I’m a sucker for shiny objects. I love to try out new software utilities–usually in the network monitoring arena. This has often resulted in a problem that Adrian Kingsley-Hughes at ZDNet described based on a lament of ExtremeTech’s Loyd Case. Loyd reported a marked slowdown in his Windows PC startup–the side effects of code rot or bit rot. Like Kingsley-Hughes, I think that code rot–caused by installing and then perhaps uninstalling, upgrading and installing competing software, or just loading too many software applications–is real. Because of code rot I had IT reimage my work system, an almost ancient Lenovo (nee IBM) ThinkPad x31 with 2GB RAM, a couple of days ago on Jan. 5. My system is now booting up much faster. Here’s what I’m doing to try to keep it that way.
I’ve installed Sun’s no-cost VirtualBox to create a virtual Windows system “lab rat” that serves as a host for any trial software that crosses my path. Now, instead of installing a trial version of, say Paessler’s PRTG network monitoring software on my base system, I install it first on the lab rat. If the new software proves useful, then I’ll install it in the base system. If not, it’ll be no problem to zap the lab rat, having it revert to a pristine state. Using this method, I hope to ensure that only truly useful software gets installed on my base system.
Using VirtualBox or VMware Workstation will likely slow, but not stop, code rot on my newly imaged laptop.

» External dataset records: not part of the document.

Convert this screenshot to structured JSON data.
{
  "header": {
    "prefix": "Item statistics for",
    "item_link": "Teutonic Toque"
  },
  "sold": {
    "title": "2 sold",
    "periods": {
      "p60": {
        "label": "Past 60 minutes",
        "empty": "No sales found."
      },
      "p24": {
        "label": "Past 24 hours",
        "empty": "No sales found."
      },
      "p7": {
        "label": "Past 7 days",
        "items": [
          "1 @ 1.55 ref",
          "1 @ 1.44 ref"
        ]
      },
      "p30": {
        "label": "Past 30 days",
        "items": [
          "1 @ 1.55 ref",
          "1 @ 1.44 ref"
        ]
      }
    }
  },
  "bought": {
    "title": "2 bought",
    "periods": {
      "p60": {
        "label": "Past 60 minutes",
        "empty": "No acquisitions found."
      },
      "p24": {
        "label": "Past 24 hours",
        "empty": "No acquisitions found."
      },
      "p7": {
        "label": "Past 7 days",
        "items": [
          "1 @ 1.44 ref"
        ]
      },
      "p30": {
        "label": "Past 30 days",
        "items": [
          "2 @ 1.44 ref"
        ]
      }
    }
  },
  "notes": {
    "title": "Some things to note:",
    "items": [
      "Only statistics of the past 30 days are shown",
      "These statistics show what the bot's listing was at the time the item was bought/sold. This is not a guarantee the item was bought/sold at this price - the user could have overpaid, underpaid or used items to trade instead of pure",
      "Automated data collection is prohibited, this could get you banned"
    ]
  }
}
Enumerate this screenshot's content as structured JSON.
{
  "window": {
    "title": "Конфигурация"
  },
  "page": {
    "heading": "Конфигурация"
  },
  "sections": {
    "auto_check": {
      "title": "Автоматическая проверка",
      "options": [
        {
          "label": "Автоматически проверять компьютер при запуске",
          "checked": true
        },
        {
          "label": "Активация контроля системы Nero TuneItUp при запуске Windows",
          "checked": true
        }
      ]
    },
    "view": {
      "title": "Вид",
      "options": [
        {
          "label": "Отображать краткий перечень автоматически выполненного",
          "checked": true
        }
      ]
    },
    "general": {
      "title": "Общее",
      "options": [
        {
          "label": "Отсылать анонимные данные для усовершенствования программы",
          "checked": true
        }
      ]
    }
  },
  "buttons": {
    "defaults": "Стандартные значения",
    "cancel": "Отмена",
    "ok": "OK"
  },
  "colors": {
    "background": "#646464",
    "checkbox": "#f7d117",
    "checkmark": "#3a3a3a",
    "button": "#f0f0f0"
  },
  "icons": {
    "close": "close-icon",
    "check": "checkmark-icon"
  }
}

However, I expect that using a lab rat system will lessen my feelings of frustration as my system eventually slows down over time, by providing me with the comfort of knowing that at least the software I installed was actually worthwhile.
It happens that I’m also evaluating VirtualBox for an eWEEK Labs review and have already posted a preliminary walk-through of the product. In the review I’ll be focusing on the new features in Version 2.1 of VirtualBox. I’ll also be reviewing it from the point of view of its intended use as a development environment. The scenario I’ve laid out above is an off-label (but totally legitimate use) of the product. If it helps you slow down the dreaded effects of code rot, then please let me know.